BEGIN Information

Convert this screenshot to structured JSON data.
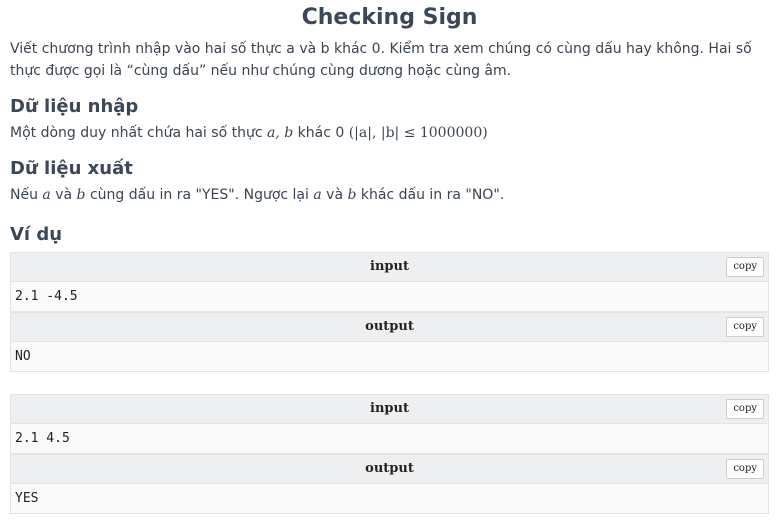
{
  "problem": {
    "title": "Checking Sign",
    "statement": "Viết chương trình nhập vào hai số thực a và b khác 0. Kiểm tra xem chúng có cùng dấu hay không. Hai số thực được gọi là “cùng dấu” nếu như chúng cùng dương hoặc cùng âm.",
    "input_heading": "Dữ liệu nhập",
    "input_text_1": "Một dòng duy nhất chứa hai số thực ",
    "input_text_2": " khác 0 ",
    "input_math_vars": "a, b",
    "input_math_cond": "(|a|, |b| ≤ 1000000)",
    "output_heading": "Dữ liệu xuất",
    "output_text_1": "Nếu ",
    "output_text_2": " và ",
    "output_text_3": " cùng dấu in ra \"YES\". Ngược lại ",
    "output_text_4": " và ",
    "output_text_5": " khác dấu in ra \"NO\".",
    "var_a": "a",
    "var_b": "b",
    "examples_heading": "Ví dụ"
  },
  "examples": [
    {
      "input_label": "input",
      "input_value": "2.1 -4.5",
      "output_label": "output",
      "output_value": "NO",
      "copy_label": "copy"
    },
    {
      "input_label": "input",
      "input_value": "2.1 4.5",
      "output_label": "output",
      "output_value": "YES",
      "copy_label": "copy"
    }
  ]
}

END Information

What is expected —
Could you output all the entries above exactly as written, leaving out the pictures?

Solution to the exercise —
Convert this screenshot to structured JSON data.
{
  "problem": {
    "title": "Checking Sign",
    "statement": "Viết chương trình nhập vào hai số thực a và b khác 0. Kiểm tra xem chúng có cùng dấu hay không. Hai số thực được gọi là “cùng dấu” nếu như chúng cùng dương hoặc cùng âm.",
    "input_heading": "Dữ liệu nhập",
    "input_text_1": "Một dòng duy nhất chứa hai số thực ",
    "input_text_2": " khác 0 ",
    "input_math_vars": "a, b",
    "input_math_cond": "(|a|, |b| ≤ 1000000)",
    "output_heading": "Dữ liệu xuất",
    "output_text_1": "Nếu ",
    "output_text_2": " và ",
    "output_text_3": " cùng dấu in ra \"YES\". Ngược lại ",
    "output_text_4": " và ",
    "output_text_5": " khác dấu in ra \"NO\".",
    "var_a": "a",
    "var_b": "b",
    "examples_heading": "Ví dụ"
  },
  "examples": [
    {
      "input_label": "input",
      "input_value": "2.1 -4.5",
      "output_label": "output",
      "output_value": "NO",
      "copy_label": "copy"
    },
    {
      "input_label": "input",
      "input_value": "2.1 4.5",
      "output_label": "output",
      "output_value": "YES",
      "copy_label": "copy"
    }
  ]
}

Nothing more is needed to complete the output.